    When making your meals, you really want to focus on every meal and snack being a combination of protein, carbs, and fat.


    2. Time your eating: Everyone’s a little different here, but most of the people I encounter are in a state of needing to focus on blood sugar regulation. This means keeping your blood sugar nice and stable throughout the day. For that, I have found that eating within the first 30-45 minutes of waking quickly lowers the body’s stress response (reducing a cortisol spike) and then eating every 3-4 hours after that.

    Also, many people do well with adding in a bedtime snack.


    3. Don’t over-consume foods that are anti-thyroid: I do not believe these foods are BAD. However, for healing and maintaining optimal thyroid health, they should not be consumed daily, but rather in moderate amounts.

    These anti-thyroid foods include: nuts and seeds, cruciferous vegetables, relying too much on muscle meats and not switching up the proteins throughout the day (instead, try adding in gelatin, fish, shellfish, bone broth, eggs and dairy!)

    Each one of the anti-thyroid foods listed above have some kind of anti-thyroid component to them, whether it’s an amino acid in muscle meats or the goitrogenic properties in cruciferous vegetables.

    When consuming nuts and seeds it’s best to sprout and soak them, and when consuming cruciferous veggies it’s best to enjoy them well cooked.


    4. Identify potential food sensitivities: Identifying and addressing food sensitivities through an elimination diet can reduce gut inflammation and promote overall well-being, indirectly benefiting thyroid health.

    The thyroid-gut connection reveals the intimate relationship between our gut health and thyroid function.
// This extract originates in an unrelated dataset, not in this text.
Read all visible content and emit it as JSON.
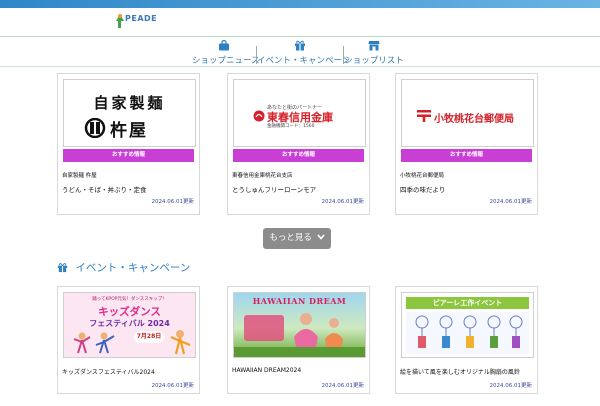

By nurturing our gut microbiome, healing the gut lining, and managing stress, we can potentially improve thyroid function and alleviate related health issues.

    Embracing a holistic approach to health that addresses both the gut and the thyroid can lead to a happier, healthier, and more balanced life. Remember to consult with a healthcare professional if you suspect any thyroid or gut-related concerns to receive personalized advice and guidance.

    Contact me to discuss potential gut health and thyroid imbalances today!